▸ **Work order**: Reproduce each entry exactly, so that everything except the pictures is carried over.

▸ **Information given**:

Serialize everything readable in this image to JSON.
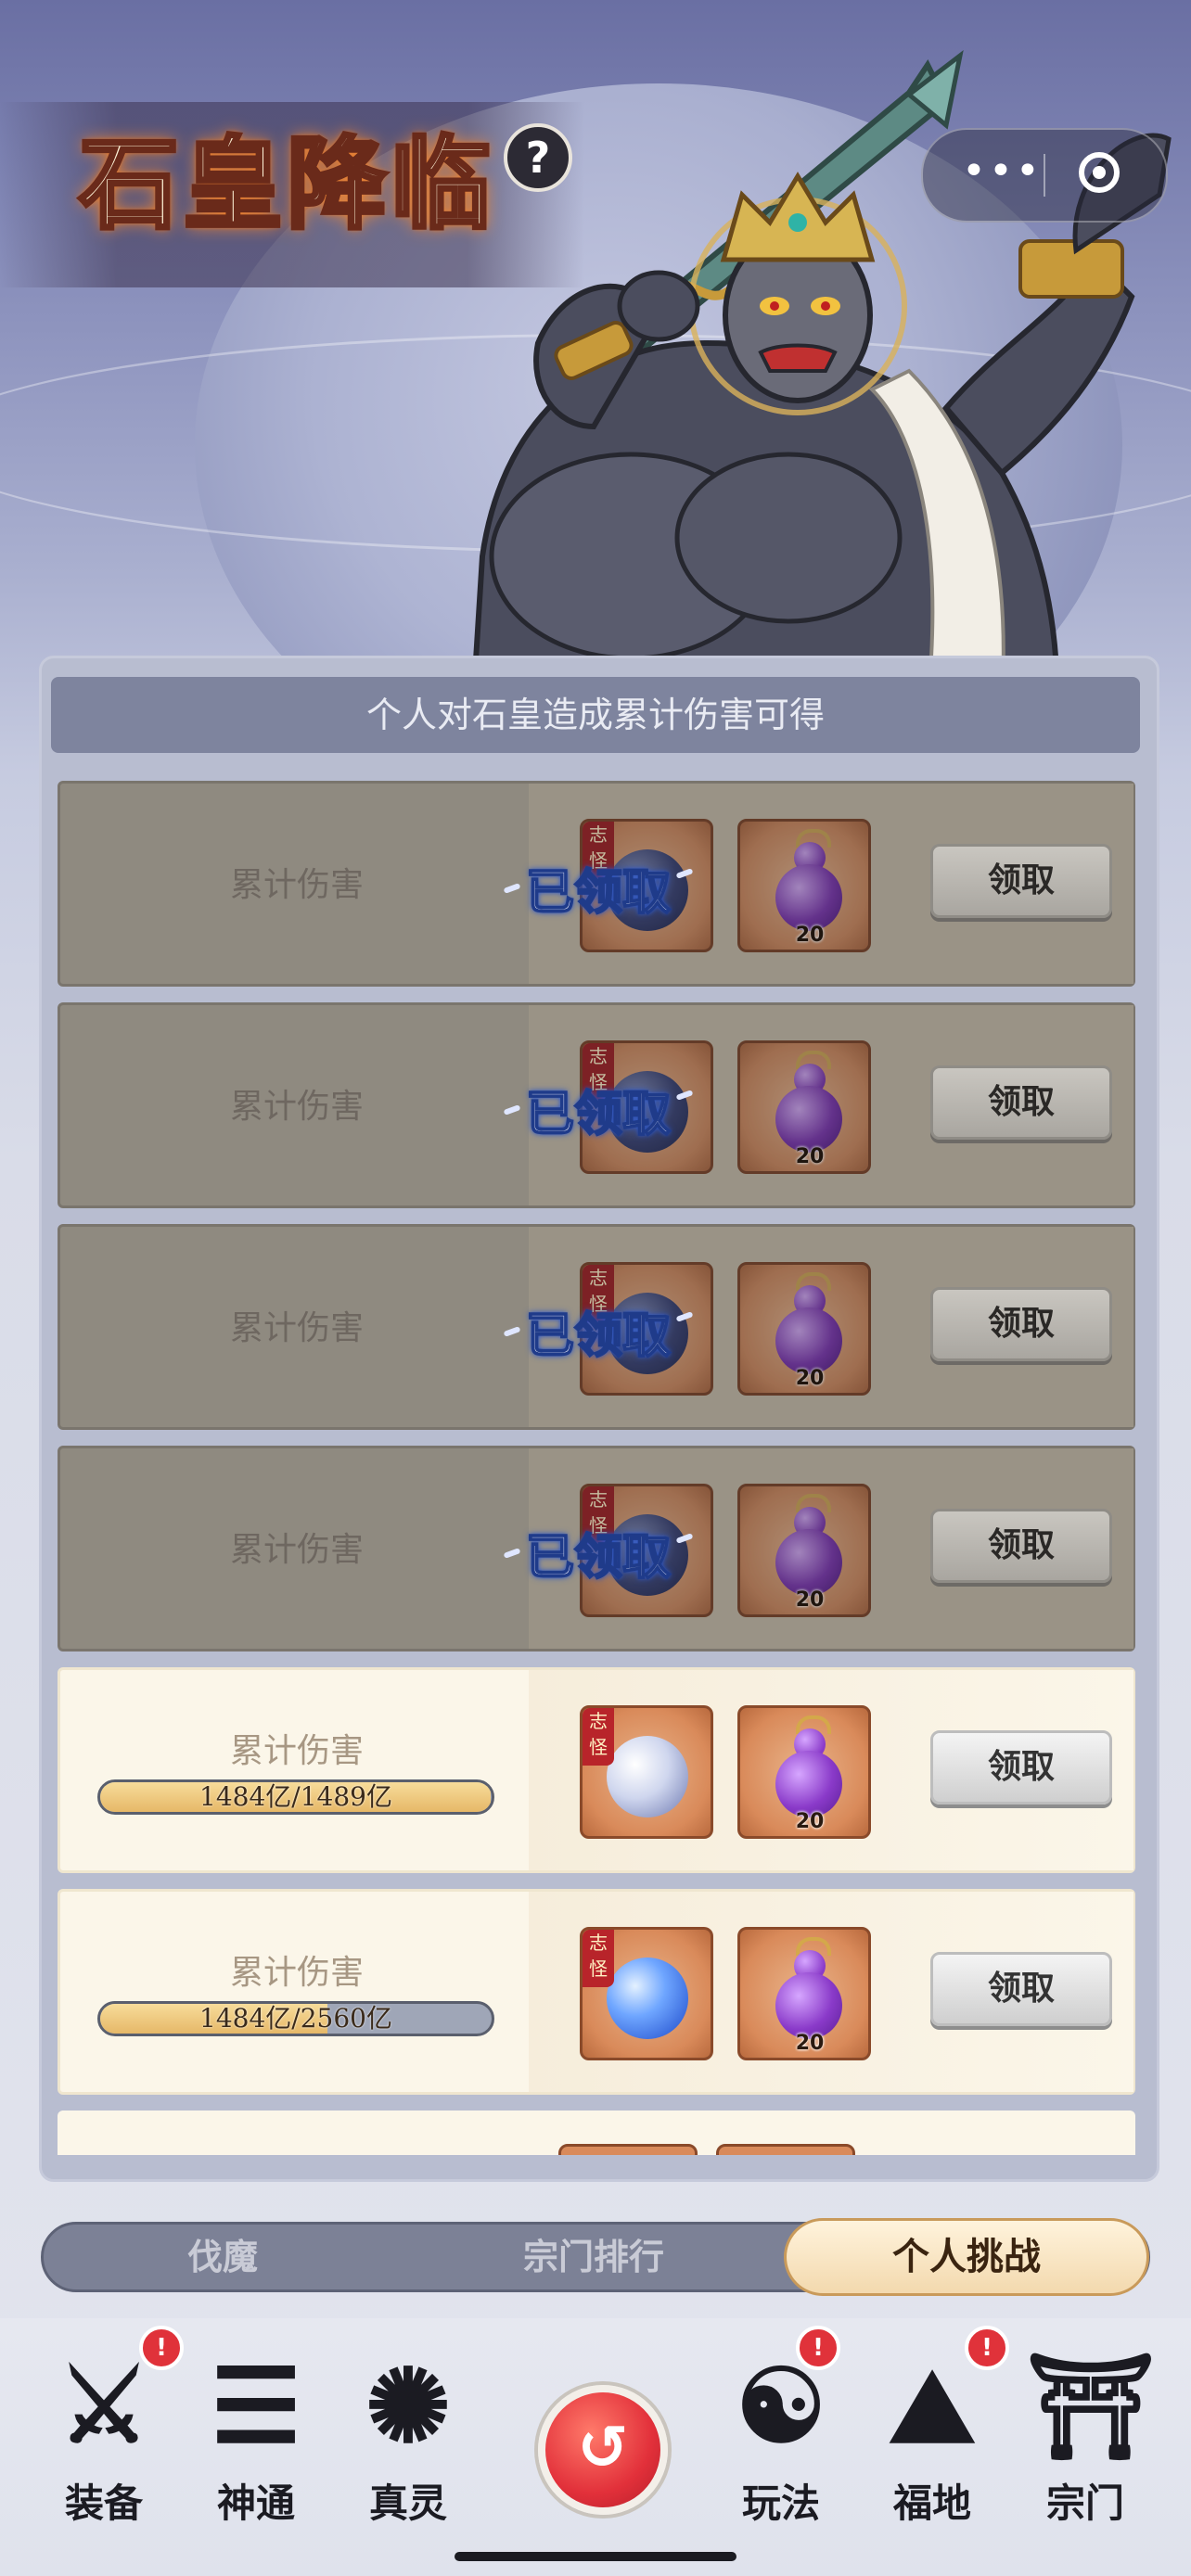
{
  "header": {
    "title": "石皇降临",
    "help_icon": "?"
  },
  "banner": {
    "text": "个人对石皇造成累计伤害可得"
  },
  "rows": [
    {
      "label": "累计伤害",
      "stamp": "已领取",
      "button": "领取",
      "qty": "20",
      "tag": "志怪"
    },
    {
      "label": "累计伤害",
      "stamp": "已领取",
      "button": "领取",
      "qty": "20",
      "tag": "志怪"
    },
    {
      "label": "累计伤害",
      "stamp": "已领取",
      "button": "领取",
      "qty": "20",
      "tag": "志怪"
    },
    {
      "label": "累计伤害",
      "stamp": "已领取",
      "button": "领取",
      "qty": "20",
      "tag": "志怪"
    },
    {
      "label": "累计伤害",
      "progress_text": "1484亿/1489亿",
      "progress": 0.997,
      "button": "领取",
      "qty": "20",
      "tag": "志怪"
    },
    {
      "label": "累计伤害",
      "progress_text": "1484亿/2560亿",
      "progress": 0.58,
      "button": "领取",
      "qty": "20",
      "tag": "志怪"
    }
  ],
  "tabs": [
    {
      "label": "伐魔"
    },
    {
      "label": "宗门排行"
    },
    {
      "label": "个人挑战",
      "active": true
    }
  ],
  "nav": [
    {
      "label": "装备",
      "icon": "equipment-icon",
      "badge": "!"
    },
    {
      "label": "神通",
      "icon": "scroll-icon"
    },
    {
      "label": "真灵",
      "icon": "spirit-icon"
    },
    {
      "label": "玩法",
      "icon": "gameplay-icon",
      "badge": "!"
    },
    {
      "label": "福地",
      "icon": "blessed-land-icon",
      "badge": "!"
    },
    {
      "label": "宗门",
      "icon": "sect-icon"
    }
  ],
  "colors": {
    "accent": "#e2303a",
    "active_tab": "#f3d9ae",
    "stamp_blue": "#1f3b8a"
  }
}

▸ **Exercise solution**:
Serialize everything readable in this image to JSON.
{
  "header": {
    "title": "石皇降临",
    "help_icon": "?"
  },
  "banner": {
    "text": "个人对石皇造成累计伤害可得"
  },
  "rows": [
    {
      "label": "累计伤害",
      "stamp": "已领取",
      "button": "领取",
      "qty": "20",
      "tag": "志怪"
    },
    {
      "label": "累计伤害",
      "stamp": "已领取",
      "button": "领取",
      "qty": "20",
      "tag": "志怪"
    },
    {
      "label": "累计伤害",
      "stamp": "已领取",
      "button": "领取",
      "qty": "20",
      "tag": "志怪"
    },
    {
      "label": "累计伤害",
      "stamp": "已领取",
      "button": "领取",
      "qty": "20",
      "tag": "志怪"
    },
    {
      "label": "累计伤害",
      "progress_text": "1484亿/1489亿",
      "progress": 0.997,
      "button": "领取",
      "qty": "20",
      "tag": "志怪"
    },
    {
      "label": "累计伤害",
      "progress_text": "1484亿/2560亿",
      "progress": 0.58,
      "button": "领取",
      "qty": "20",
      "tag": "志怪"
    }
  ],
  "tabs": [
    {
      "label": "伐魔"
    },
    {
      "label": "宗门排行"
    },
    {
      "label": "个人挑战",
      "active": true
    }
  ],
  "nav": [
    {
      "label": "装备",
      "icon": "equipment-icon",
      "badge": "!"
    },
    {
      "label": "神通",
      "icon": "scroll-icon"
    },
    {
      "label": "真灵",
      "icon": "spirit-icon"
    },
    {
      "label": "玩法",
      "icon": "gameplay-icon",
      "badge": "!"
    },
    {
      "label": "福地",
      "icon": "blessed-land-icon",
      "badge": "!"
    },
    {
      "label": "宗门",
      "icon": "sect-icon"
    }
  ],
  "colors": {
    "accent": "#e2303a",
    "active_tab": "#f3d9ae",
    "stamp_blue": "#1f3b8a"
  }
}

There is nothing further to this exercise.